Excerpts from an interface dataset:
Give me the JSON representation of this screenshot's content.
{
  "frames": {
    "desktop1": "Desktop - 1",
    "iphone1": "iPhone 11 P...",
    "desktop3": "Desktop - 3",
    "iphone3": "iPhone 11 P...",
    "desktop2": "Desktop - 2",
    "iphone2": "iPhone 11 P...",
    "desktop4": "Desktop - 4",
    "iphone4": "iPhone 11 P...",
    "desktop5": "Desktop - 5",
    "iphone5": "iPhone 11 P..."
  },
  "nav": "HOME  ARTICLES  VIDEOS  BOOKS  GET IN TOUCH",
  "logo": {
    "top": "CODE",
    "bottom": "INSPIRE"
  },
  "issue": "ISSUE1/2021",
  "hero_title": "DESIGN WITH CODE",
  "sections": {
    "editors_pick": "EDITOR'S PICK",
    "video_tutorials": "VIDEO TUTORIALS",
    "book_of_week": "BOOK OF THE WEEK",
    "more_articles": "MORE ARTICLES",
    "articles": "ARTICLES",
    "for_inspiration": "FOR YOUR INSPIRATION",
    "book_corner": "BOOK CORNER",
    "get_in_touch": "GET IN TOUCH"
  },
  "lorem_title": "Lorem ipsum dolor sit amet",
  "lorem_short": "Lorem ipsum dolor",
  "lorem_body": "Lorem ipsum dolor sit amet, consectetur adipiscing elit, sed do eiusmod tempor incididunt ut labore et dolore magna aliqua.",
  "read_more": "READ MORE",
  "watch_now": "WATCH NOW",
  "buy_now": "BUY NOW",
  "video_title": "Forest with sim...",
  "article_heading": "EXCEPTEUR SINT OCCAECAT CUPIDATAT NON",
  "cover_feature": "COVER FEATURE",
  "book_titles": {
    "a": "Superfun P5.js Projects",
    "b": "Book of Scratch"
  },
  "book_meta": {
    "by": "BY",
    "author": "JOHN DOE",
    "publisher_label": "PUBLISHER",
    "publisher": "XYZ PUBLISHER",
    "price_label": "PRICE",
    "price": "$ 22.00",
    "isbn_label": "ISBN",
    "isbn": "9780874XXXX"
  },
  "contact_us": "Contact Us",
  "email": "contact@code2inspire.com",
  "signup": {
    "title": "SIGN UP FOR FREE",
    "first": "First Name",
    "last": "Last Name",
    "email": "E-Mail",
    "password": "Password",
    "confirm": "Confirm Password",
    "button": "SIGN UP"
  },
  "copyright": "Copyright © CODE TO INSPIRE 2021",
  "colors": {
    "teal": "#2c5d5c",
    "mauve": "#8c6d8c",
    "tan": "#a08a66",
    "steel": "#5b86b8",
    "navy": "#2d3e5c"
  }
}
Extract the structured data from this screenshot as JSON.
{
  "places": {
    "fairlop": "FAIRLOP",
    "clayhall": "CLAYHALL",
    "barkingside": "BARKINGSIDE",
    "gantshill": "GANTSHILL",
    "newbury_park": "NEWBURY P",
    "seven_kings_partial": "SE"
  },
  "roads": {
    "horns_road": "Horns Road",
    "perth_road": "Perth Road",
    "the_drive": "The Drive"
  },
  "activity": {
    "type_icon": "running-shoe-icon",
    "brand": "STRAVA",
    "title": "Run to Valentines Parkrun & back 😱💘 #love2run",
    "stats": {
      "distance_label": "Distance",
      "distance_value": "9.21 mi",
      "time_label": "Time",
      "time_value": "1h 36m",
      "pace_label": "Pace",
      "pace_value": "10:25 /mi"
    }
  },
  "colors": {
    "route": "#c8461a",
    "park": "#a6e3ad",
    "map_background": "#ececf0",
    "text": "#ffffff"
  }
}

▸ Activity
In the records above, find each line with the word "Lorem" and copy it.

▸ Task answer
  "lorem_title": "Lorem ipsum dolor sit amet",
  "lorem_short": "Lorem ipsum dolor",
  "lorem_body": "Lorem ipsum dolor sit amet, consectetur adipiscing elit, sed do eiusmod tempor incididunt ut labore et dolore magna aliqua.",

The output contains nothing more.